The swap will feature new and used bikes, as well as representatives from local bike shops, bike clubs and information about bike events.
Those interested in selling a bike can register their bike at SpokaneBikeSwap.com or during the bike check-in on Friday from 3 p.m. to 7 p.m. Bike registration is $5 and will be waived if you donate a bike. The registration fee will also be waived on kid’s bikes with 20-inch rims or smaller and priced $50 or less.
Work to watch for
WSDOT will continue work this week on its I-90-Harvard Road interchange improvement project, leading to the following closures on the interstate:
Eastbound I-90 will see a single lane closure Monday thr
- ough Thursday, from 7 p.m. to 4 a.m, plus a full closure with a detour from 9 p.m. to 4 a.m. on Tuesday.

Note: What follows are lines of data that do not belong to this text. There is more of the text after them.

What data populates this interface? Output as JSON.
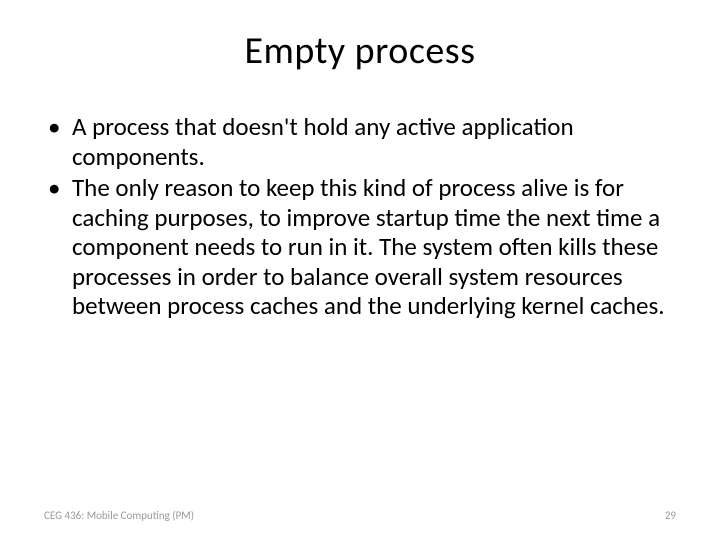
{
  "slide": {
    "title": "Empty process",
    "bullets": [
      "A process that doesn't hold any active application components.",
      "The only reason to keep this kind of process alive is for caching purposes, to improve startup time the next time a component needs to run in it. The system often kills these processes in order to balance overall system resources between process caches and the underlying kernel caches."
    ],
    "footer_left": "CEG 436: Mobile Computing (PM)",
    "footer_right": "29"
  }
}
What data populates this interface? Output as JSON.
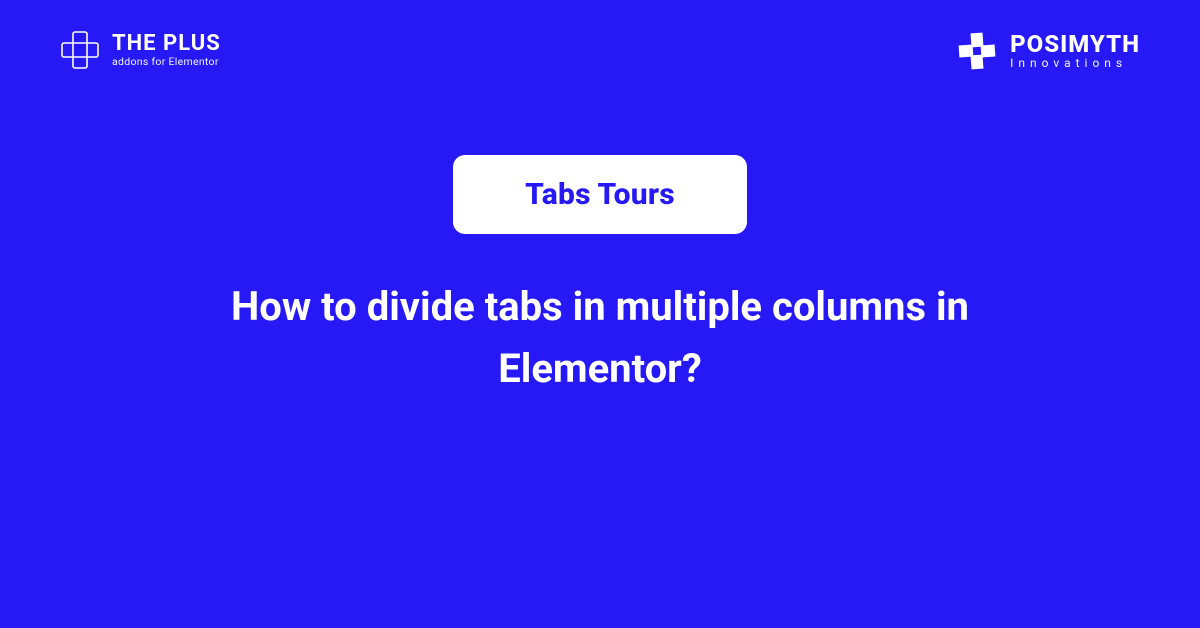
{
  "brand_left": {
    "title": "THE PLUS",
    "subtitle": "addons for Elementor"
  },
  "brand_right": {
    "title": "POSIMYTH",
    "subtitle": "Innovations"
  },
  "badge": {
    "label": "Tabs Tours"
  },
  "headline": "How to divide tabs in multiple columns in Elementor?"
}
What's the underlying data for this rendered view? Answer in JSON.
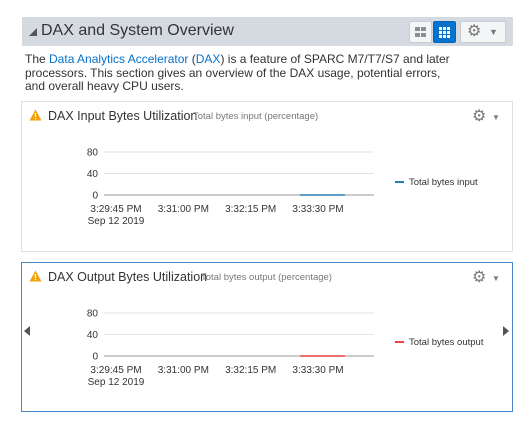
{
  "header": {
    "title": "DAX and System Overview",
    "views": [
      "grid-view-icon",
      "tiles-view-icon"
    ],
    "settings_icon": "gear-icon"
  },
  "description": {
    "prefix": "The ",
    "link1": "Data Analytics Accelerator",
    "mid": " (",
    "link2": "DAX",
    "suffix": ") is a feature of SPARC M7/T7/S7 and later processors. This section gives an overview of the DAX usage, potential errors, and overall heavy CPU users."
  },
  "panels": [
    {
      "title": "DAX Input Bytes Utilization",
      "subtitle": "Total bytes input (percentage)",
      "icon": "warning-icon"
    },
    {
      "title": "DAX Output Bytes Utilization",
      "subtitle": "Total bytes output (percentage)",
      "icon": "warning-icon"
    }
  ],
  "chart_data": [
    {
      "type": "line",
      "title": "DAX Input Bytes Utilization",
      "subtitle": "Total bytes input (percentage)",
      "yticks": [
        "80",
        "40",
        "0"
      ],
      "ylim": [
        0,
        100
      ],
      "xticks": [
        "3:29:45 PM",
        "3:31:00 PM",
        "3:32:15 PM",
        "3:33:30 PM"
      ],
      "x_date": "Sep 12 2019",
      "series": [
        {
          "name": "Total bytes input",
          "color": "#267db3",
          "points": [
            {
              "x": "3:33:10 PM",
              "y": 0
            },
            {
              "x": "3:34:00 PM",
              "y": 0
            }
          ]
        }
      ],
      "legend": "right",
      "grid": true
    },
    {
      "type": "line",
      "title": "DAX Output Bytes Utilization",
      "subtitle": "Total bytes output (percentage)",
      "yticks": [
        "80",
        "40",
        "0"
      ],
      "ylim": [
        0,
        100
      ],
      "xticks": [
        "3:29:45 PM",
        "3:31:00 PM",
        "3:32:15 PM",
        "3:33:30 PM"
      ],
      "x_date": "Sep 12 2019",
      "series": [
        {
          "name": "Total bytes output",
          "color": "#e8453c",
          "points": [
            {
              "x": "3:33:10 PM",
              "y": 0
            },
            {
              "x": "3:34:00 PM",
              "y": 0
            }
          ]
        }
      ],
      "legend": "right",
      "grid": true
    }
  ]
}
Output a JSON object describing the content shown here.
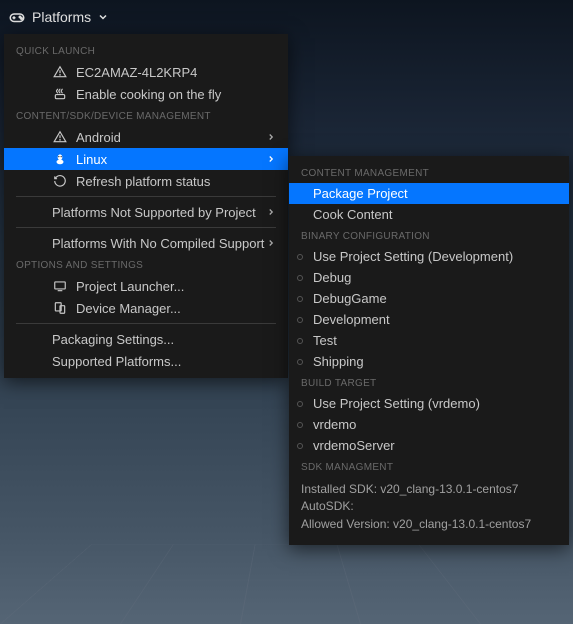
{
  "header": {
    "title": "Platforms"
  },
  "menu": {
    "sections": {
      "quick_launch": {
        "header": "QUICK LAUNCH",
        "items": [
          {
            "label": "EC2AMAZ-4L2KRP4"
          },
          {
            "label": "Enable cooking on the fly"
          }
        ]
      },
      "device_mgmt": {
        "header": "CONTENT/SDK/DEVICE MANAGEMENT",
        "items": [
          {
            "label": "Android"
          },
          {
            "label": "Linux"
          },
          {
            "label": "Refresh platform status"
          },
          {
            "label": "Platforms Not Supported by Project"
          },
          {
            "label": "Platforms With No Compiled Support"
          }
        ]
      },
      "options": {
        "header": "OPTIONS AND SETTINGS",
        "items": [
          {
            "label": "Project Launcher..."
          },
          {
            "label": "Device Manager..."
          },
          {
            "label": "Packaging Settings..."
          },
          {
            "label": "Supported Platforms..."
          }
        ]
      }
    }
  },
  "submenu": {
    "content_mgmt": {
      "header": "CONTENT MANAGEMENT",
      "items": [
        {
          "label": "Package Project"
        },
        {
          "label": "Cook Content"
        }
      ]
    },
    "binary_config": {
      "header": "BINARY CONFIGURATION",
      "items": [
        {
          "label": "Use Project Setting (Development)"
        },
        {
          "label": "Debug"
        },
        {
          "label": "DebugGame"
        },
        {
          "label": "Development"
        },
        {
          "label": "Test"
        },
        {
          "label": "Shipping"
        }
      ]
    },
    "build_target": {
      "header": "BUILD TARGET",
      "items": [
        {
          "label": "Use Project Setting (vrdemo)"
        },
        {
          "label": "vrdemo"
        },
        {
          "label": "vrdemoServer"
        }
      ]
    },
    "sdk": {
      "header": "SDK MANAGMENT",
      "installed": "Installed SDK: v20_clang-13.0.1-centos7",
      "auto": "AutoSDK:",
      "allowed": "Allowed Version: v20_clang-13.0.1-centos7"
    }
  }
}
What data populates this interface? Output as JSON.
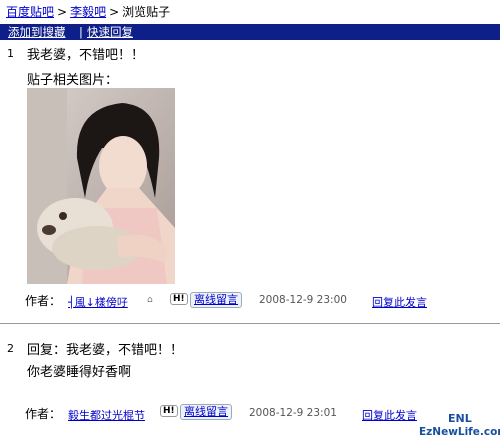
{
  "breadcrumb": {
    "items": [
      "百度贴吧",
      "李毅吧",
      "浏览贴子"
    ],
    "separator": ">"
  },
  "toolbar": {
    "add_favorite": "添加到搜藏",
    "divider": "|",
    "quick_reply": "快速回复"
  },
  "posts": [
    {
      "number": "1",
      "title": "我老婆，不错吧！！",
      "images_label": "贴子相关图片：",
      "author_label": "作者：",
      "author": "┤風↓樣傍吇",
      "message_button": "离线留言",
      "date": "2008-12-9 23:00",
      "reply_link": "回复此发言"
    },
    {
      "number": "2",
      "title": "回复：我老婆，不错吧！！",
      "body": "你老婆睡得好香啊",
      "author_label": "作者：",
      "author": "毅生都过光棍节",
      "message_button": "离线留言",
      "date": "2008-12-9 23:01",
      "reply_link": "回复此发言"
    }
  ],
  "watermark": {
    "line1": "ENL",
    "line2": "EzNewLife.com"
  },
  "colors": {
    "bar": "#0f1f8a",
    "link": "#0000cc"
  }
}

- Westbound I-90 will see single lane closure Monday through Thursday, from 7 p.m. to 4 a.m, plus a full closure with a detour from 9 p.m. to 4 a.m.
- on Monday, Wednesday and Thursday.
- The westbound loop ramp will be closed Monday through Thursday from 7 p.m. to 4 a.m.
The northbound curb lane of Perry Street between 18th and 13th Avenue will be closed Monday through July 2 for communications infrastructure work.
Work on Phase 3 of the Bigelow Gulch road reconstruction means Weile Avenue will be closed from Bigelow Gulch Road to Thierman Road through July 31. A detour along Jensen Road is in place.
Wall Street is closed between Sprague and Riverside avenues for work on the Spokane Transit Authority’s City Line.
The two southern lanes of Main Avenue between Washington and Bernard streets are closed until mid-June to accommodate utility and roadway work in preparation for a City Line station. Through traffic on Bernard Street will be closed at Main Avenue during this period, but local access will be available on both sides of Main Avenue.
Spokane Falls Boulevard between Pine Street/Riverpoint Boulevard and Sherman Avenue is closed until mid-July.
Chattaroy Road is being rebuilt from U.S. Highway 2 to Elk-Chattaroy Road. The project is expected to be completed June 30. Flaggers or a pilot car may be present. Motorists should be prepared for long delays.